"I say no," Arne Ljungqvist told reporters when asked whether her dazzling swim had raised suspicions of doping. "I have personally no reason other than to applaud until I have further facts."
"Should a sudden raise in performance or a win be primarily suspect of being a cheat then sport is in danger because this ruins the charm of sport," said Ljungqvist, who has 40 years experience in anti-doping.
"Should a sudden raise in performance occur in a particular person we could regard this as a reason to do it (target testing). But it would be tragic if that would be the primary reason for testing."
Ye, already nicknamed the "young general" back home after shaving an amazing 5 seconds off her personal best in her gold medal race, can win another medal after posting the fastest qualifying time in the preliminaries of the women's 200 metres individual medley on Monday.
She also brushed aside doping suspicions saying Chinese athletes were clean.
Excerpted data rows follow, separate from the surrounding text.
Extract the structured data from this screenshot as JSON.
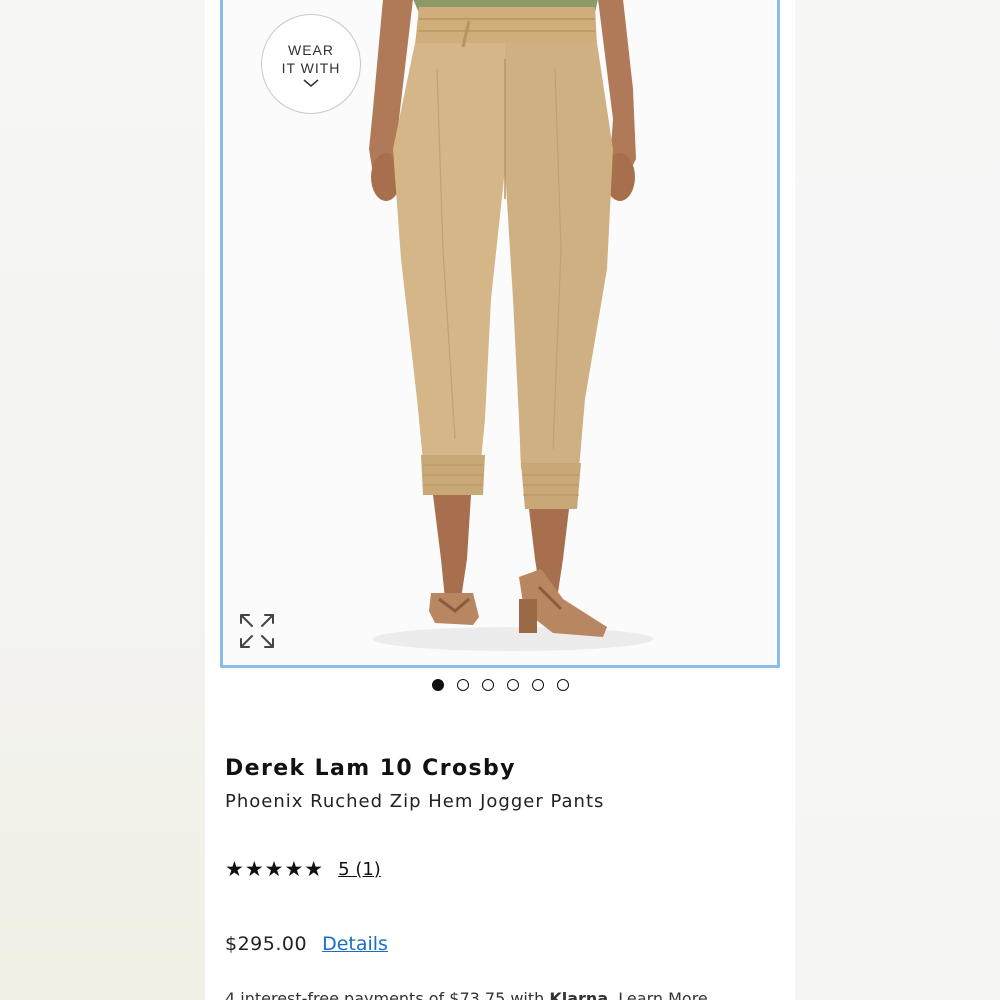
{
  "badge": {
    "line1": "WEAR",
    "line2": "IT WITH",
    "icon": "chevron-down-icon"
  },
  "gallery": {
    "image_count": 6,
    "active_index": 0,
    "expand_icon": "expand-icon"
  },
  "product": {
    "brand": "Derek Lam 10 Crosby",
    "name": "Phoenix Ruched Zip Hem Jogger Pants",
    "stars": "★★★★★",
    "rating_value": 5,
    "rating_link": "5 (1)",
    "price": "$295.00",
    "details_label": "Details"
  },
  "installments": {
    "prefix": "4 interest-free payments of $73.75 with ",
    "provider": "Klarna",
    "suffix": ". ",
    "learn_more": "Learn More"
  },
  "colors": {
    "frame_border": "#8bbcea",
    "link_blue": "#1a6fc4",
    "pants_khaki": "#d4b688"
  }
}
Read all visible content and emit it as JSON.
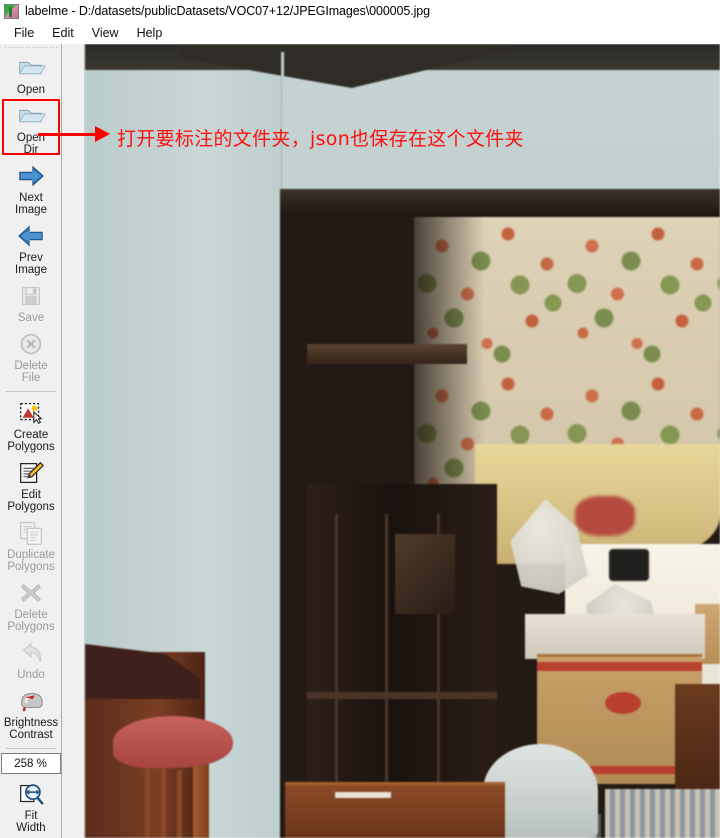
{
  "window": {
    "app_name": "labelme",
    "title": "labelme - D:/datasets/publicDatasets/VOC07+12/JPEGImages\\000005.jpg",
    "icon": "labelme-app-icon"
  },
  "menubar": {
    "items": [
      {
        "label": "File"
      },
      {
        "label": "Edit"
      },
      {
        "label": "View"
      },
      {
        "label": "Help"
      }
    ]
  },
  "toolbar": {
    "buttons": [
      {
        "label": "Open",
        "icon": "open-folder-icon",
        "enabled": true,
        "highlighted": false
      },
      {
        "label": "Open\nDir",
        "icon": "open-dir-folder-icon",
        "enabled": true,
        "highlighted": true
      },
      {
        "label": "Next\nImage",
        "icon": "arrow-right-icon",
        "enabled": true,
        "highlighted": false
      },
      {
        "label": "Prev\nImage",
        "icon": "arrow-left-icon",
        "enabled": true,
        "highlighted": false
      },
      {
        "label": "Save",
        "icon": "floppy-disk-icon",
        "enabled": false,
        "highlighted": false
      },
      {
        "label": "Delete\nFile",
        "icon": "circle-x-icon",
        "enabled": false,
        "highlighted": false
      },
      {
        "label": "Create\nPolygons",
        "icon": "create-polygon-icon",
        "enabled": true,
        "highlighted": false
      },
      {
        "label": "Edit\nPolygons",
        "icon": "edit-polygon-pencil-icon",
        "enabled": true,
        "highlighted": false
      },
      {
        "label": "Duplicate\nPolygons",
        "icon": "duplicate-pages-icon",
        "enabled": false,
        "highlighted": false
      },
      {
        "label": "Delete\nPolygons",
        "icon": "x-cross-icon",
        "enabled": false,
        "highlighted": false
      },
      {
        "label": "Undo",
        "icon": "undo-arrow-icon",
        "enabled": false,
        "highlighted": false
      },
      {
        "label": "Brightness\nContrast",
        "icon": "brightness-sphere-icon",
        "enabled": true,
        "highlighted": false
      }
    ],
    "zoom_value": "258 %",
    "fit_width": {
      "label": "Fit\nWidth",
      "icon": "fit-width-magnifier-icon",
      "enabled": true
    }
  },
  "annotation": {
    "text": "打开要标注的文件夹，json也保存在这个文件夹",
    "color": "#ff0000",
    "arrow": "red-arrow-pointing-right",
    "highlight_target": "Open Dir"
  },
  "canvas": {
    "image_name": "000005.jpg",
    "description": "room interior photo"
  },
  "colors": {
    "accent_red": "#ff0000",
    "window_bg": "#f0f0f0",
    "titlebar_bg": "#ffffff",
    "disabled_text": "#9a9a9a"
  }
}
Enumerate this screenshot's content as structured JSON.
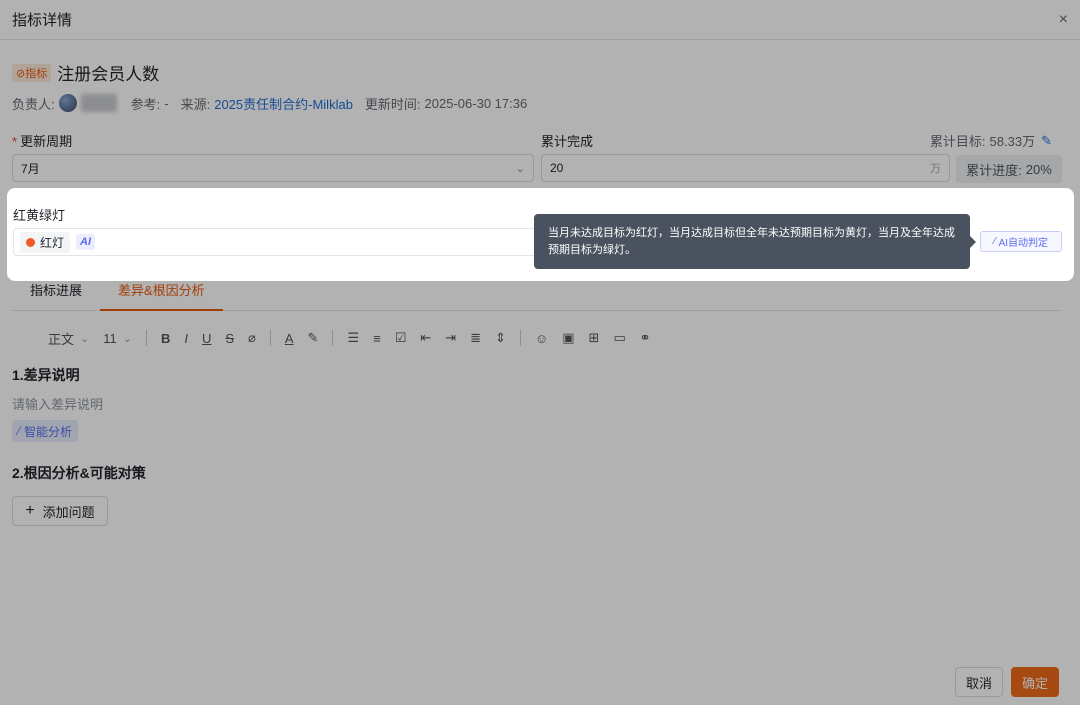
{
  "dialog": {
    "title": "指标详情",
    "close_icon": "×"
  },
  "metric": {
    "tag": "⊘指标",
    "name": "注册会员人数",
    "owner_label": "负责人:",
    "reference_label": "参考:",
    "reference_value": "-",
    "source_label": "来源:",
    "source_link": "2025责任制合约-Milklab",
    "updated_label": "更新时间:",
    "updated_value": "2025-06-30 17:36"
  },
  "form": {
    "period_label": "更新周期",
    "period_value": "7月",
    "cumulative_label": "累计完成",
    "cumulative_value": "20",
    "cumulative_unit": "万",
    "target_label": "累计目标:",
    "target_value": "58.33万",
    "progress_label": "累计进度:",
    "progress_value": "20%"
  },
  "traffic_light": {
    "title": "红黄绿灯",
    "status": "红灯",
    "status_color": "#f05a24",
    "ai_badge": "AI",
    "tooltip": "当月未达成目标为红灯，当月达成目标但全年未达预期目标为黄灯，当月及全年达成预期目标为绿灯。",
    "ai_button": "AI自动判定"
  },
  "tabs": [
    {
      "label": "指标进展"
    },
    {
      "label": "差异&根因分析"
    }
  ],
  "toolbar": {
    "style": "正文",
    "size": "11"
  },
  "sections": {
    "diff_title": "1.差异说明",
    "diff_placeholder": "请输入差异说明",
    "smart_button": "智能分析",
    "root_title": "2.根因分析&可能对策",
    "add_button": "添加问题"
  },
  "footer": {
    "cancel": "取消",
    "confirm": "确定"
  },
  "colors": {
    "accent": "#f06a1a",
    "link": "#1f6fd6",
    "ai": "#5b6cf0"
  }
}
"My results come from hard work and training and I would never used any banned drugs. The Chinese people have clean hands," she told reporters.
Many people viewed her performance with suspicion and even British broadcaster BBC presenter Claire Balding asked: "How many questions will there be about how someone who can swim so much faster than she has ever swum before?"
The BBC later denied she was suggesting there was something suspect in her performance.
The doping talk related to Ye quickly triggered a reaction in China with bloggers backing the swimmer.
"It's not classy at all to say that record-breakers have taken drugs. It's just jealousy," wrote one user on Sina Weibo, China's popular micro-blogging site.
"She's just a child. Don't be so beastly to her," wrote another.
However, one user did express doubt at Ye's breakthrough performance: "Maybe the Chinese have discovered some sort of new drug, for how could she suddenly have become this strong?"
- Arne Ljungqvist